Letter Re: Differences Between Combustible Gases

James, Hugh, Before someone gets hurt or blows themselves up, here are some more details on the gases in question. Natural gas is produced primarily from high pressure gas deposits deep within the earth, and to a lesser extent as a byproduct of oil production. Natural gas is what is provided to most homes that are connected to a gas main, served by a gas company. Natural gas is primarily Methane gas, with a formula of CH4, or one Carbon atom with four Hydrogen atoms. Methane has the disadvantage that it cannot be liquefied by compression. Natural gas must either …




Two Letters Re: Differences Between Combustible Gases

HJL, I read the article on combustible gases. You have to be very careful with the cheap conversion kits to propane for generators; almost every one of the cheap ones do not have a device to cut off the propane if the engine stops. Like loss of spark or low oil, it will keep pouring propane into the Gen set. I have been a mechanic since 1967, and these cheap kits are very dangerous. I have seen several cause explosions. – B.L. o o o Sir, I just finished reading the post about different kinds of gas and saw some …




Letter Re: Differences Between Combustible Gases

Dear Hugh, In response to D.H.’s questions on gas, I offer my thoughts. Generally, I would tell anyone to use the gas specifically recommended for the equipment they intend to use. Trying to keep it simple about the different gases, an explanation of the differences follows. The first difference between the gases is chemical makeup. Propane has three carbons atoms (and hydrogen atoms) in the molecule. Butane has four carbons, and so does its isomer iso-butane. Butane is arranged in a four carbon chain, while Iso-butane has a center carbon, with the other three carbons coming off like spokes, and …




Letter Re: Differences Between Combustible Gasses

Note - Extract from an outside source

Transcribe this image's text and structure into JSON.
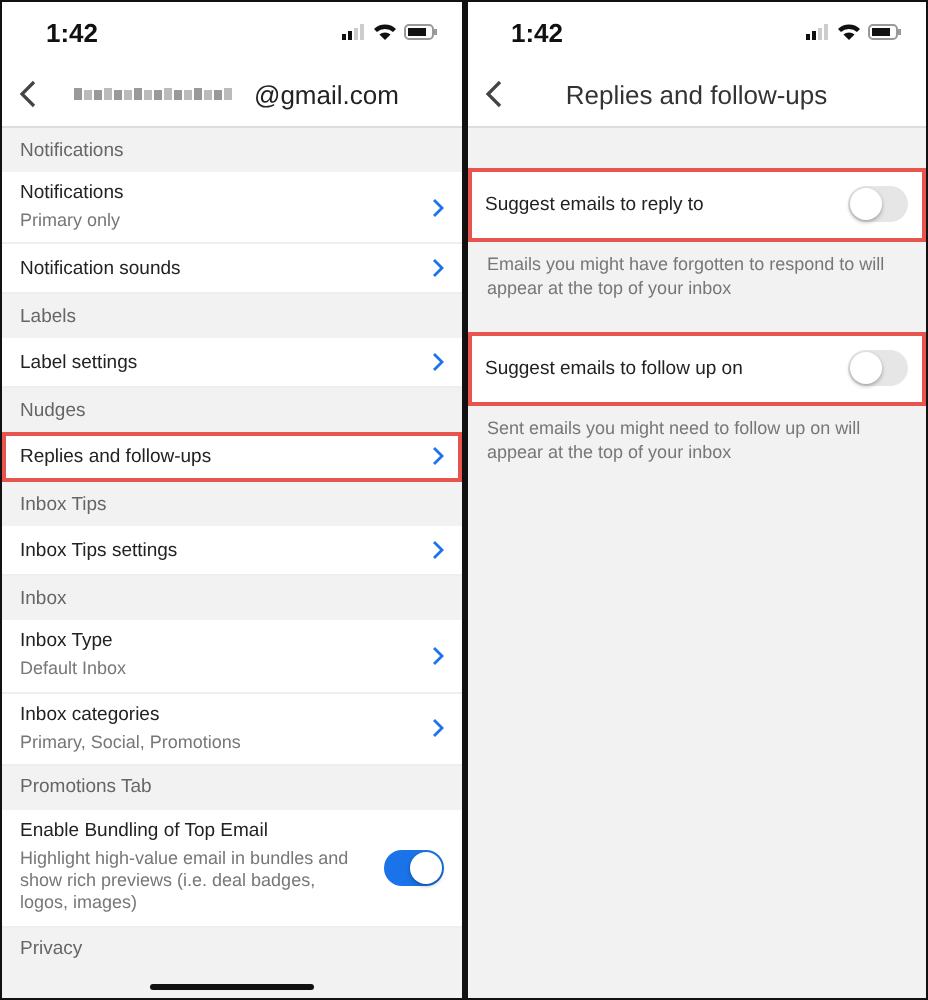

HJL, The difference between CNG and piped-in gas to your home is simply pressure. The gas in my house is at 7 psi and if your thumb is big enough you can stop the flow. CNG could be as high as 3000 psi, and you find it in tanks for vehicles that burn natural gas and filling stations for natural gas burning vehicles. The difference between butane, propane, and natural gas is British Thermal Units (btu) generated by a cubic foot of each substance. From high school, a btu is the amount of energy it takes to raise one pound …

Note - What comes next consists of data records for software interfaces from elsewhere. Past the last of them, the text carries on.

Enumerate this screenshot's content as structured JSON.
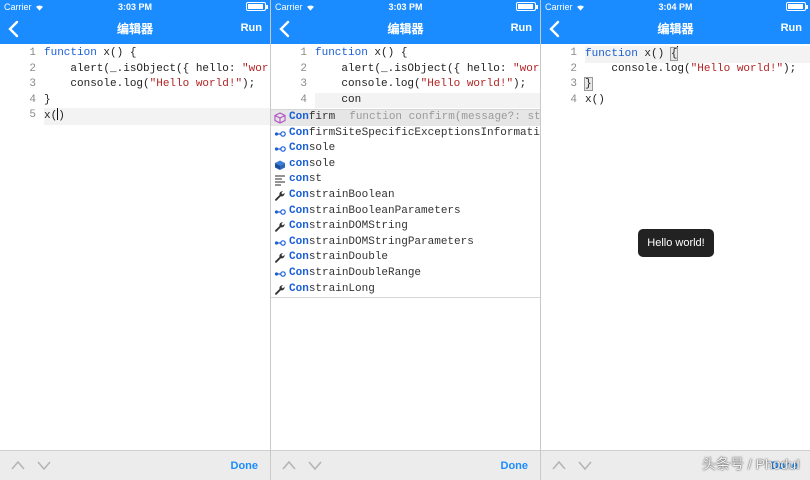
{
  "colors": {
    "accent": "#1a8cff",
    "keyword": "#1a5fd6",
    "string": "#b22424",
    "toast_bg": "#222222"
  },
  "icons": {
    "back": "chevron-left-icon",
    "wifi": "wifi-icon",
    "battery": "battery-icon",
    "up": "chevron-up-icon",
    "down": "chevron-down-icon",
    "method": "cube-icon",
    "property": "dot-link-icon",
    "snippet": "lines-icon",
    "wrench": "wrench-icon",
    "object": "box-icon"
  },
  "panels": [
    {
      "status": {
        "carrier": "Carrier",
        "time": "3:03 PM"
      },
      "nav": {
        "title": "编辑器",
        "run": "Run"
      },
      "toolbar": {
        "done": "Done"
      },
      "lines": [
        {
          "no": "1",
          "kw": "function",
          "rest": " x() {"
        },
        {
          "no": "2",
          "pre": "    alert(_.isObject({ hello: ",
          "str": "\"world\"",
          "post": " }));"
        },
        {
          "no": "3",
          "pre": "    console.log(",
          "str": "\"Hello world!\"",
          "post": ");"
        },
        {
          "no": "4",
          "text": "}"
        },
        {
          "no": "5",
          "a": "x(",
          "b": ")"
        }
      ]
    },
    {
      "status": {
        "carrier": "Carrier",
        "time": "3:03 PM"
      },
      "nav": {
        "title": "编辑器",
        "run": "Run"
      },
      "toolbar": {
        "done": "Done"
      },
      "lines": [
        {
          "no": "1",
          "kw": "function",
          "rest": " x() {"
        },
        {
          "no": "2",
          "pre": "    alert(_.isObject({ hello: ",
          "str": "\"world\"",
          "post": " }));"
        },
        {
          "no": "3",
          "pre": "    console.log(",
          "str": "\"Hello world!\"",
          "post": ");"
        },
        {
          "no": "4",
          "text": "    con"
        }
      ],
      "autocomplete": [
        {
          "match": "Con",
          "rest": "firm",
          "detail": "function confirm(message?: string): boolean"
        },
        {
          "match": "Con",
          "rest": "firmSiteSpecificExceptionsInformation"
        },
        {
          "match": "Con",
          "rest": "sole"
        },
        {
          "match": "con",
          "rest": "sole"
        },
        {
          "match": "con",
          "rest": "st"
        },
        {
          "match": "Con",
          "rest": "strainBoolean"
        },
        {
          "match": "Con",
          "rest": "strainBooleanParameters"
        },
        {
          "match": "Con",
          "rest": "strainDOMString"
        },
        {
          "match": "Con",
          "rest": "strainDOMStringParameters"
        },
        {
          "match": "Con",
          "rest": "strainDouble"
        },
        {
          "match": "Con",
          "rest": "strainDoubleRange"
        },
        {
          "match": "Con",
          "rest": "strainLong"
        }
      ]
    },
    {
      "status": {
        "carrier": "Carrier",
        "time": "3:04 PM"
      },
      "nav": {
        "title": "编辑器",
        "run": "Run"
      },
      "toolbar": {
        "done": "Done"
      },
      "lines": [
        {
          "no": "1",
          "kw": "function",
          "rest": " x() ",
          "brace": "{"
        },
        {
          "no": "2",
          "pre": "    console.log(",
          "str": "\"Hello world!\"",
          "post": ");"
        },
        {
          "no": "3",
          "brace": "}"
        },
        {
          "no": "4",
          "text": "x()"
        }
      ],
      "toast": "Hello world!",
      "watermark": "头条号 / PhoduI"
    }
  ]
}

Letter: Resilience

HJL: When I read PrepperDoc, I order the stuff with the grand idea of implementation. Well, my first success with all that equipment was to take apart my son’s silent “Monkey George” alarm clock and solder in a new motor. I paid attention to voltage and dimensions and ordered it online. Success is defined based on: It rings (quite loudly); It does not smoke; and My eight year old son is elated. Best of all I kept a promise to my son. Lastly, my confidence level improved. I am sure I will have an EMP-proof antenna installation in no time. …




Letter Re: Backup Electric Power Design Considerations, Expat and Other Thoughts

HJL: Welding cable is a fine way to cut amperage loss in your line. However, since it is intended by the manufacturer to be used for welding and not solar system, it is labeled for welding and not labeled for building installation. Code inspectors want to see a certain label. They will not accept deviation. After all, an abundance of engineering went into what is in that code. Welding cable use would make pulling a system when bugging out much easier. (I am assuming there are a range of “bugging out” versions with regard to situational haste.) Since you cannot …




Letter Re: Observations of An Old Alaskan Bushrat

Hi Mr. Rawles, I just ran across your site and have been browsing it. Your Precepts of Survivalist Philosophy are superb. Best is that you are a 100% sold out Christian. You may find a few observations of interest, from one who has lived extensively off the grid. First, some background. I grew up in a tiny community with the surf out my front door and a thousand-year-old forest that stretched for miles in back. My father grew up on a homestead and trapline among the Sarcees of the Alberta Rocky Mountain foothills. He never had a pair of shoes …